Print all the entries verbatim.

(Element data from apps and pages)
_____
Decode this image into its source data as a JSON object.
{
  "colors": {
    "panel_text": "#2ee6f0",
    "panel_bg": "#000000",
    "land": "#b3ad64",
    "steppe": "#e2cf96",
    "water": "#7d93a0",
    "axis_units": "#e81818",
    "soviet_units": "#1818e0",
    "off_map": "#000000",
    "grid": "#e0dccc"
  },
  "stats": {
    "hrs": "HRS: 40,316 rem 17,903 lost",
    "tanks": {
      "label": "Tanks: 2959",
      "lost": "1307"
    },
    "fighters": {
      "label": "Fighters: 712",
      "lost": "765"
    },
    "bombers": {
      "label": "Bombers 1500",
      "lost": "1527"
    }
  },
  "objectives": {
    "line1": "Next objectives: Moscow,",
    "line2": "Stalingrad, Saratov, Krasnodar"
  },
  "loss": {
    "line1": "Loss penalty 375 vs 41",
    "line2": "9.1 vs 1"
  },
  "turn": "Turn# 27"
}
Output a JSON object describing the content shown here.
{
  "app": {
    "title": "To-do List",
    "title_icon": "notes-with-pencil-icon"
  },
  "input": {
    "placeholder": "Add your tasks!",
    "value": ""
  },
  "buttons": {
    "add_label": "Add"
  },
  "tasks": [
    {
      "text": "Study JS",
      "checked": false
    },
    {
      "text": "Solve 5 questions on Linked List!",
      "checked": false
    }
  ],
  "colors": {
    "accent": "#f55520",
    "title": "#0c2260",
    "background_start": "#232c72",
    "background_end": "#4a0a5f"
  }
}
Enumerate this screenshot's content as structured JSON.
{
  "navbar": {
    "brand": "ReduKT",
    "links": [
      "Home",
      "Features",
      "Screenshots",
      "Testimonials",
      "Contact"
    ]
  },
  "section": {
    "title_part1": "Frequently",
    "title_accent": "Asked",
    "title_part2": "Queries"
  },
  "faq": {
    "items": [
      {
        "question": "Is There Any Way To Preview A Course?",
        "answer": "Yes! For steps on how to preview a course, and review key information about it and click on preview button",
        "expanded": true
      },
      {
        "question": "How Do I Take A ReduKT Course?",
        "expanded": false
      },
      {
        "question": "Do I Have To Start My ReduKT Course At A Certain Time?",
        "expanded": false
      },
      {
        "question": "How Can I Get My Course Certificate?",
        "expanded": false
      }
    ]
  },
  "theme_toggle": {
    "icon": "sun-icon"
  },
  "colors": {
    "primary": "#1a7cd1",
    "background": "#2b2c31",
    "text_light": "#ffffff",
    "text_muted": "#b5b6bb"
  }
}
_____
§ **Result of the task**:
Decode this image into its source data as a JSON object.
{
  "colors": {
    "panel_text": "#2ee6f0",
    "panel_bg": "#000000",
    "land": "#b3ad64",
    "steppe": "#e2cf96",
    "water": "#7d93a0",
    "axis_units": "#e81818",
    "soviet_units": "#1818e0",
    "off_map": "#000000",
    "grid": "#e0dccc"
  },
  "stats": {
    "hrs": "HRS: 40,316 rem 17,903 lost",
    "tanks": {
      "label": "Tanks: 2959",
      "lost": "1307"
    },
    "fighters": {
      "label": "Fighters: 712",
      "lost": "765"
    },
    "bombers": {
      "label": "Bombers 1500",
      "lost": "1527"
    }
  },
  "objectives": {
    "line1": "Next objectives: Moscow,",
    "line2": "Stalingrad, Saratov, Krasnodar"
  },
  "loss": {
    "line1": "Loss penalty 375 vs 41",
    "line2": "9.1 vs 1"
  },
  "turn": "Turn# 27"
}
Output a JSON object describing the content shown here.
{
  "app": {
    "title": "To-do List",
    "title_icon": "notes-with-pencil-icon"
  },
  "input": {
    "placeholder": "Add your tasks!",
    "value": ""
  },
  "buttons": {
    "add_label": "Add"
  },
  "tasks": [
    {
      "text": "Study JS",
      "checked": false
    },
    {
      "text": "Solve 5 questions on Linked List!",
      "checked": false
    }
  ],
  "colors": {
    "accent": "#f55520",
    "title": "#0c2260",
    "background_start": "#232c72",
    "background_end": "#4a0a5f"
  }
}
Enumerate this screenshot's content as structured JSON.
{
  "navbar": {
    "brand": "ReduKT",
    "links": [
      "Home",
      "Features",
      "Screenshots",
      "Testimonials",
      "Contact"
    ]
  },
  "section": {
    "title_part1": "Frequently",
    "title_accent": "Asked",
    "title_part2": "Queries"
  },
  "faq": {
    "items": [
      {
        "question": "Is There Any Way To Preview A Course?",
        "answer": "Yes! For steps on how to preview a course, and review key information about it and click on preview button",
        "expanded": true
      },
      {
        "question": "How Do I Take A ReduKT Course?",
        "expanded": false
      },
      {
        "question": "Do I Have To Start My ReduKT Course At A Certain Time?",
        "expanded": false
      },
      {
        "question": "How Can I Get My Course Certificate?",
        "expanded": false
      }
    ]
  },
  "theme_toggle": {
    "icon": "sun-icon"
  },
  "colors": {
    "primary": "#1a7cd1",
    "background": "#2b2c31",
    "text_light": "#ffffff",
    "text_muted": "#b5b6bb"
  }
}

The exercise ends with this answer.